It is only behind Sydney and Tokyo.
The latest report by global real estate agency Knight Frank shows Auckland rents spiralled up by 13.1% over the 12 months to the end of the September. That is a 5.9% increase from the second to third quarter.
Property Investors Federation vice-president Peter Lewis says he would be surprised if rents had risen that much over that period. He says it may be possible for newly signed rental agreements, but would be astonished if it was for existing rentals.
“While many landlords have put up rents to existing tenants because costs have gone up in terms of insurance, rates and interest payments, I don’t think they would have risen that much.”
For example, Lewis says he tries to keep his rents at market level. On a $500 a week rental he would be putting the rent up $40-45 a week to keep up with rising costs. “That’s about a 8-9% weekly increase over 12 months.
“Providing rental accommodation is the only industry in New Zealand restricted to how often it can change or increase prices. Petrol stations, banks, supermarkets can put up prices as and when they wish, but for some obscure reason landlords are the only people who are restricted to one rent increase every 12 months.”
Knight Frank’s Prime Global Rental Index show rents are rising at a rate three and-a-half times their long-term pre-pandemic trend.
Strong global growth has pushed prime rents 17.9% above their pre-pandemic high in the third quarter of 2019 and 25.5% higher than the pandemic low of the first quarter of 2021.
Auckland’s rent rises can be put down to record numbers of new migrants flooding into the country and a lack of rental housing. Lewis says he has seen a big increase in the number of migrants looking for rentals. Earlier this year he rented one of his properties to a South African family on a two-year work visa.

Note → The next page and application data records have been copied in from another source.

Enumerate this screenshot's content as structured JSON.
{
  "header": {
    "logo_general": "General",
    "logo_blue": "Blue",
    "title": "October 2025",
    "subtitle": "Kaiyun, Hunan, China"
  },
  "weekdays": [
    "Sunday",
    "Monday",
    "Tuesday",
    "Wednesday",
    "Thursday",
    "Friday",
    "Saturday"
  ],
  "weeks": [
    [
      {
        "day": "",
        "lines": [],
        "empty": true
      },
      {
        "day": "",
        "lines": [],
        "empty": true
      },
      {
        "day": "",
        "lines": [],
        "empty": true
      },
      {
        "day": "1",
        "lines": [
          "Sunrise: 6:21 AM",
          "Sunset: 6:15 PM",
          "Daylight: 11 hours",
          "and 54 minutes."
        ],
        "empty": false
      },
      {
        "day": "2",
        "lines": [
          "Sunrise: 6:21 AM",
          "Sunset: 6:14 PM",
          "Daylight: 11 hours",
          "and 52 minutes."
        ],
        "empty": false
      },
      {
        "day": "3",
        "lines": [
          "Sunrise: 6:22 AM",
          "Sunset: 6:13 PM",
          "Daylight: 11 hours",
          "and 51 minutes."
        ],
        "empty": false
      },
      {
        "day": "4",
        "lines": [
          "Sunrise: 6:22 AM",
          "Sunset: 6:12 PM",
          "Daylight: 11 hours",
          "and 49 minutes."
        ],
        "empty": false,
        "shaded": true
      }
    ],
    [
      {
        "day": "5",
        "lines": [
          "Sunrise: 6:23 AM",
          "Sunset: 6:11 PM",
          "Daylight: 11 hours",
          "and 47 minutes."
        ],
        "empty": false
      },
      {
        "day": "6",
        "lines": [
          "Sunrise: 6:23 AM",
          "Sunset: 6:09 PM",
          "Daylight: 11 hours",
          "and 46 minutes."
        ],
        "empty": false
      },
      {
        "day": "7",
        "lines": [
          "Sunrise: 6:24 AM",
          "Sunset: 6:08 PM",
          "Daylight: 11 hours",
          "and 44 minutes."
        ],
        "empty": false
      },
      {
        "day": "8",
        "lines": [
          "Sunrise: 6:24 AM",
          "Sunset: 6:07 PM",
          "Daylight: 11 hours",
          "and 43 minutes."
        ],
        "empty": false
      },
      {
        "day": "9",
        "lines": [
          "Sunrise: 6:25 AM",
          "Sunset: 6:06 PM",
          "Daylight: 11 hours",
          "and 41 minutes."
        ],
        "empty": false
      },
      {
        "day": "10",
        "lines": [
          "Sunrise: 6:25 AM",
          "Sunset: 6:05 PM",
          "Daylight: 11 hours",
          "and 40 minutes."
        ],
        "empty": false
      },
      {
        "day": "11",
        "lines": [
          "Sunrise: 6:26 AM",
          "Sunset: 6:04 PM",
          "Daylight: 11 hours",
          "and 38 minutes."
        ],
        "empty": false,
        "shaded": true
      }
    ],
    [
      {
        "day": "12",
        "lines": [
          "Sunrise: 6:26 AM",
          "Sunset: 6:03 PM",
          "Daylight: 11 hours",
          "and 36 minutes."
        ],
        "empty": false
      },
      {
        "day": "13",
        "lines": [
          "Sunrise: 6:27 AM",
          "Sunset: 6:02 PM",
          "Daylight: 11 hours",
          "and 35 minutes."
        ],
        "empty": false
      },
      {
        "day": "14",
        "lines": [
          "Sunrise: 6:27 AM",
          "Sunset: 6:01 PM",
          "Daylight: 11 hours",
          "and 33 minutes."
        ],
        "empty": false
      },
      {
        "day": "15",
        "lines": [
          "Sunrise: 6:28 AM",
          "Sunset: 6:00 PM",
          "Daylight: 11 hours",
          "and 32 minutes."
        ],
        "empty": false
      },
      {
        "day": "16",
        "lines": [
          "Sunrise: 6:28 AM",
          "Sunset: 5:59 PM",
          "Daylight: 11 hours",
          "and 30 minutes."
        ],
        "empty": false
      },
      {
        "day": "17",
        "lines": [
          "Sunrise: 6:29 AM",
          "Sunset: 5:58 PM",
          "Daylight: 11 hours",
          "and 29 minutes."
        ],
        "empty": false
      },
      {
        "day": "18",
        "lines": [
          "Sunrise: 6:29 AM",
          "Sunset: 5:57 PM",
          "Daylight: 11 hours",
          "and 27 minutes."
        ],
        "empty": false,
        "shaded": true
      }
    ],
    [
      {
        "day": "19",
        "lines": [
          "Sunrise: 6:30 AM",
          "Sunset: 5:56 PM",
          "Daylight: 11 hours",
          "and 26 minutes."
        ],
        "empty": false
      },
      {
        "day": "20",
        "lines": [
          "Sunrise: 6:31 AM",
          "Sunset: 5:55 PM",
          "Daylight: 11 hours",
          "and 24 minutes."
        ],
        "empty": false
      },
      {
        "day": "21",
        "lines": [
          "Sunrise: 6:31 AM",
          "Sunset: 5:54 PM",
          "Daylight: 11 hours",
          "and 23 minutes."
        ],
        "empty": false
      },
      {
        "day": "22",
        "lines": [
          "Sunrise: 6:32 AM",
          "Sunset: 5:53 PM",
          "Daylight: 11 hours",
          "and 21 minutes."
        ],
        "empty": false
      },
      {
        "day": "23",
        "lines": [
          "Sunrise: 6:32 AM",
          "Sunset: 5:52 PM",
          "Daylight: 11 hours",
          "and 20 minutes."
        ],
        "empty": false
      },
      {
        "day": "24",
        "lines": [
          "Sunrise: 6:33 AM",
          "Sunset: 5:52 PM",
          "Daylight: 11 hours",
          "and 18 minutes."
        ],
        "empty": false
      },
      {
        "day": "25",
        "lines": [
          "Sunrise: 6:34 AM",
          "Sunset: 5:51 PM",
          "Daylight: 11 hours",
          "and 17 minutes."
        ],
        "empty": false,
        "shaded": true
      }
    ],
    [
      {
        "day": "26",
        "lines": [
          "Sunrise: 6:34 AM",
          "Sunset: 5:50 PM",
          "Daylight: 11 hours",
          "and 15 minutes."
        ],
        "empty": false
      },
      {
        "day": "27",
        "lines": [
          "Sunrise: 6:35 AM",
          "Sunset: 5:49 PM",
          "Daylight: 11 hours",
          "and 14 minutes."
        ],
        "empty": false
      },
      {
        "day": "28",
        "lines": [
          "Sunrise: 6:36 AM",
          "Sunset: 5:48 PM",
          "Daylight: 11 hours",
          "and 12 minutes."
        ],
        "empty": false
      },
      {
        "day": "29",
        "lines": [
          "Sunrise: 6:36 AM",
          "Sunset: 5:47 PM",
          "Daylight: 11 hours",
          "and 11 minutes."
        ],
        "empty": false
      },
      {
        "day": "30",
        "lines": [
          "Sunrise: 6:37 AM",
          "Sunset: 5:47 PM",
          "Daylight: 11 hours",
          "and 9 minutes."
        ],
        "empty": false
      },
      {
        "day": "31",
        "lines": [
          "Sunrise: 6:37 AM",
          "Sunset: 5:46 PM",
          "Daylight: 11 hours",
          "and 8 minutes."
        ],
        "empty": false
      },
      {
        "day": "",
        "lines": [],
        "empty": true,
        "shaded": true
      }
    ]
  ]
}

He is expecting a house he has coming up for rent to attract a slew of applications from migrants.
In the year to September a record net gain of 119,200 people settled in this country, once those leaving have been accounted for. That is more people than live in Palmerston North or New Plymouth when not enough houses are being consented or built to keep pace.
Knight Frank says despite ongoing debates surrounding work-from-home arrangements and the challenges in the office sector in key cities, the data confirms the underlying strength of demand for city living and the resilience of accommodation requirements from workers in close proximity to CBDs.
However, the realtor can see limits to this process in terms of affordability. There comes a point where, even in markets with very strong demand and weak supply dynamics, tenants become unable to paying rents substantially higher.
However, Lewis says he has never had tenants leaving any of his properties because they couldn’t afford to pay the rent. “That is never entered into any conversations I have had with tenants.
“The problems arise when there is an increase in demand and those who can supply rentals are heavily penalised through Government legislation. It then turns into a rental shortage and prices go up.”